This is where the challenges can come at you from all sides. We witnessed this in Phoenix, Arizona.
Embrace the Negative Nancys
A desired location for a medical marijuana dispensary is more than just logistics. The property has to come with the right zoning. If it doesn’t, a zoning variance is required. This is where it gets sticky. To prepare for the zoning hearing, other public meetings will take place designed to help the cannabis business acquire positive sentiment behind their proposed zoning variance request.
Here’s what can happen, and does.
By proposing your cannabis enterprise to the local residents (business and homes) you will be opening yourself, your personal and business brand, to a litany of ridicule and judgment. Not everyone is an advocate of what you do. In fact, there remains a lot of fear about it in the minds of many naysayers.
To have a viable shot at easing their fears, perhaps even removing them, give them a forum to speak. Make sure you listen to them. What the naysayers will tell you often provides the clues to what you’ll need to do to quell their negativity. If you can do that, they are less likely to show up at the zoning variance hearing and derail your plans for occupancy.
If a nearby homeowner is concerned about his family’s welfare and the risks that a cannabis store might bring, explain the characteristics of your security protocols. If privacy is an issue (should neighboring property back or side to the proposed cannabis shop location) discuss how to remedy it by adding height on an existing perimeter wall. Share your operating hours with them and come up with a plan that everyone can live with.
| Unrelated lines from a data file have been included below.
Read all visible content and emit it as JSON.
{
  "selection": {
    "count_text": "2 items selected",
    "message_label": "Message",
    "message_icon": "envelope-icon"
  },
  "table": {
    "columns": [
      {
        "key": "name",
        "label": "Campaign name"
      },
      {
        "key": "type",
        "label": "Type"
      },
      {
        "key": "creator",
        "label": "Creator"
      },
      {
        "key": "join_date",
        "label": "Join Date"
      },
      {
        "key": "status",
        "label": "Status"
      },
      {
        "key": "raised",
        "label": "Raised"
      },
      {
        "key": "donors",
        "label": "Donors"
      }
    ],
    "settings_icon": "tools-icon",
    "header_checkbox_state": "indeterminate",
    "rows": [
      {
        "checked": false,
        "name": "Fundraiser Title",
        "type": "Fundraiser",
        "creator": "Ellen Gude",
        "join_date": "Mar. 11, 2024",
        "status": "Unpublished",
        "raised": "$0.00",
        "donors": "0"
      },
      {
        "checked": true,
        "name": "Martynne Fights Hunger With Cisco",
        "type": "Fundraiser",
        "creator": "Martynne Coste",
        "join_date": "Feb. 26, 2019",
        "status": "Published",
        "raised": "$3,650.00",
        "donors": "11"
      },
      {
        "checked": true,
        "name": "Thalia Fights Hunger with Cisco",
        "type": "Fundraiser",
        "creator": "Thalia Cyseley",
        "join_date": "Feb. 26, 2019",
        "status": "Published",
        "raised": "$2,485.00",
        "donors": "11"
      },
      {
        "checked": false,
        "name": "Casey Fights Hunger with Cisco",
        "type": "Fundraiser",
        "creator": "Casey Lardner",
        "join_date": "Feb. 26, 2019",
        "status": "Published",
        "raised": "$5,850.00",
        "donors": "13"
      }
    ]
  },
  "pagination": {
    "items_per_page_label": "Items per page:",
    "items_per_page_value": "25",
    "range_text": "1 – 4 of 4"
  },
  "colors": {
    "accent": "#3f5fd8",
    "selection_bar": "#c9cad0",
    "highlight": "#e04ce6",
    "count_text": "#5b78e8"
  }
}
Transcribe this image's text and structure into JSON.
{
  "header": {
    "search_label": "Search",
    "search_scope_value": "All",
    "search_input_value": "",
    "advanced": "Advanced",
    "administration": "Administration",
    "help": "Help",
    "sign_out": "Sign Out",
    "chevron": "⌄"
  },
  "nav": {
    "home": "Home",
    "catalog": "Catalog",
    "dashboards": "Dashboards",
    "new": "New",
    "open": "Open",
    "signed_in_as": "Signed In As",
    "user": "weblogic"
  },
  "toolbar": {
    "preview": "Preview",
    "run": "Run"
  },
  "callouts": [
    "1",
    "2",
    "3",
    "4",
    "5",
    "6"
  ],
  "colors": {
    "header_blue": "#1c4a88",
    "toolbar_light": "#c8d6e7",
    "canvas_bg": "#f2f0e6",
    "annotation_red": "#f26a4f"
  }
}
Marijuana Industry Advocacy Is a Full Time Job
Just like in any industry, not everyone is going to love you. But staying cognizant of potential setbacks fueled by misinformation or unflattering public sentiments will help you avert the same.
Top Tips for Public Support in Marijuana Dispensary Marketing
Public relations will have an impact on marijuana dispensary marketing, be it good or bad. To arm yourself and create a strategy ahead of time, you’ll need to map out potential challenges. Once you’ve identified them, generate a list of solutions for each challenge. This will save you time, energy, and money because you’re eliminating prospective setbacks to your business launch that would come with being positioned on the defensive, instead of the offensive stance.
Tips to Stay On Top of the Public Outcry
- Stay current on state marijuana laws
- Stay current on local legislation
- Know key players in local government who are marijuana advocates
- Forge positive relationships with other business owners who will speak well of you
- Attend community and charity events
- Host neighborhood meetings to show local support
- Retain solid legal representation who knows the marijuana industry
- Partner with a marijuana dispensary marketing agency
- Keep facility security and employee professionalism as a priority
The Sweet Spot between Outreach and Off the Grid
It’s been said that people can’t criticize you if they don’t know you exist. True. But with easy access to people, places, and all the what-ifs and what-fors that fall within them, a point, click or swipe on social media makes staying silent a virtual impossibility, pun intended.
While it may be an initial preference to keep your cannabis business on the down low, it’s not a strategy that will give you any traction and credibility. If you want to be a leader within your community, take on what’s necessary to get you ahead, use the existing laws and regulations to your advantage, and leave the rest behind.